Vinland Saga Review: Thorfinn and Friends...? (Minor Spoilers)
By: Gari Chutney
Admist the plethora of isekai and harem anime that came out in Summer 2019, fans were blessed with a viking tale called Vinland Saga. As an avid manga reader, this title was always in my plan to read, among other fantasy type stories such as Berserk, Claymore, Vagabond, Blade of the Immortal, etc. You get the point. Seeing that it was finally get an anime adaptation brought me joy as I felt I was drowning myself in the isekai pool... *side eye to Wise Man's Grandchild*
Anyways, Vinland Saga is a pretty chill watch if you like vikings and Norse mythology. Furthermore, if you are someone who appreciates adventure type shows where the most important thing is watching the main protagonist grow and develop before your eyes in order to achieve their personal goal, this may be your show. Starting as a young child, Thorfinn has only known of a simple life. His father Thors, appears to be the paragon of love and compassion, probably something that would rub people from his former life the wrong way. Through a cowardly maneuver, Thors' past catches up to him and his son Thorfinn witnesses the very thing his father wanted to protect him from. Filled with vengeance, Thorfinn is forced to abandon his childlike innocence and grow up the hard way.

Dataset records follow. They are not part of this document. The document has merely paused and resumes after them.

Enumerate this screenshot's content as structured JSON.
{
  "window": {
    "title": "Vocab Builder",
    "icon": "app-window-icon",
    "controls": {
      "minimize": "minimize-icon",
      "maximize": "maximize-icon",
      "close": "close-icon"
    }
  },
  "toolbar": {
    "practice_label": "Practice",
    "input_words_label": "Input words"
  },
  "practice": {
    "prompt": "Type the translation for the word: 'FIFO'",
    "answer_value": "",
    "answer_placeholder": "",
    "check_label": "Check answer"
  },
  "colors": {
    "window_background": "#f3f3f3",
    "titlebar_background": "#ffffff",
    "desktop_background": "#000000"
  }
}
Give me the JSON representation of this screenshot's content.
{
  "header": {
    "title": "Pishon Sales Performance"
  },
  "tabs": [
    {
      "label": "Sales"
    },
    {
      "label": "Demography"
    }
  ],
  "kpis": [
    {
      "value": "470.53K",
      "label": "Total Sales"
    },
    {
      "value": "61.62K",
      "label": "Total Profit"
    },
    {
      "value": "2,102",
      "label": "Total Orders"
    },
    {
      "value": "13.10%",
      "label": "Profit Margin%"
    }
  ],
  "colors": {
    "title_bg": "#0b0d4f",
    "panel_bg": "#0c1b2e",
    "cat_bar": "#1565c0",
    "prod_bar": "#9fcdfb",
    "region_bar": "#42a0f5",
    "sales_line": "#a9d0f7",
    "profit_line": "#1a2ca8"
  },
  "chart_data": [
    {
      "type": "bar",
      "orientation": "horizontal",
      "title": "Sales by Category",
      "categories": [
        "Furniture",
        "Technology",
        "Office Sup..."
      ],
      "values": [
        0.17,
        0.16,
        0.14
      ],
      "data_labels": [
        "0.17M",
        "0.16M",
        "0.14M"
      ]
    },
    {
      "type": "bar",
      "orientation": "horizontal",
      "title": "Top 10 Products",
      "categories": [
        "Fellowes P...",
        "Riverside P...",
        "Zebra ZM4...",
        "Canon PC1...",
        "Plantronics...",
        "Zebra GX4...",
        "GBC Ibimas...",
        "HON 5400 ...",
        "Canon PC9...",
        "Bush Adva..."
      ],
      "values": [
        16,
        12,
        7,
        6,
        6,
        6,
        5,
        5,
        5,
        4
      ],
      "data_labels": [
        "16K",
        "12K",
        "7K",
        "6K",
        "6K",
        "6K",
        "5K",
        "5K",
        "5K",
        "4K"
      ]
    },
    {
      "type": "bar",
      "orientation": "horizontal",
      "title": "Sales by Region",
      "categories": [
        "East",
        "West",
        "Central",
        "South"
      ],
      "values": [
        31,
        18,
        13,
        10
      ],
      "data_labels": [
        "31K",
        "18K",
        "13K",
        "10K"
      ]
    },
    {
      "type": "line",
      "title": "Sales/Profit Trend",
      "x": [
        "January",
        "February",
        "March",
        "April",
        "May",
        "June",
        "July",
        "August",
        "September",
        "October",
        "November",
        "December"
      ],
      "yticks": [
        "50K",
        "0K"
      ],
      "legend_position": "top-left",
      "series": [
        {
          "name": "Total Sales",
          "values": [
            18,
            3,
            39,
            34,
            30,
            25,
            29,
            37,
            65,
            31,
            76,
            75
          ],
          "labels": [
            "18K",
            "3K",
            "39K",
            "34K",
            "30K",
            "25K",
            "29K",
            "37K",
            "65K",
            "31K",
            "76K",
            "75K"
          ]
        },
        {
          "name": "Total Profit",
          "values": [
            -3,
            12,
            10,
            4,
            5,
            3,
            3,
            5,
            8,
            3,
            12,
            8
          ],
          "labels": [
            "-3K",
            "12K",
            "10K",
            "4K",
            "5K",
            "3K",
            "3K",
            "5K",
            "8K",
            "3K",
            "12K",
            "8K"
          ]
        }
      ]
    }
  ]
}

Though this season only covers one major arc in the manga, the anime serves as a great introduction and leaves the audience ready to head to the nearest B&N to purchase the first volume. My few critiques for the anime is that the pacing can be a bit slow at times and rushed at others. Also, regarding character death, I wasn't quite attached to any of the recurring characters that die. There's only a handful of characters that the anime tries to get the audience to invest in, so if they were to die, sadness would be evoked. However, what occurs in the anime is that characters who have relative importance but not enough to make me care, die and to me the scenes following such deaths are drawn out too long. Perhaps those deaths serve to shock the audience instead. I didn't suspect most of them and perhaps because of that, surprise was supposed to be the intended emotion rather than sadness. Either way, both critiques are rather shallow because once you finish the show, there is some pay off.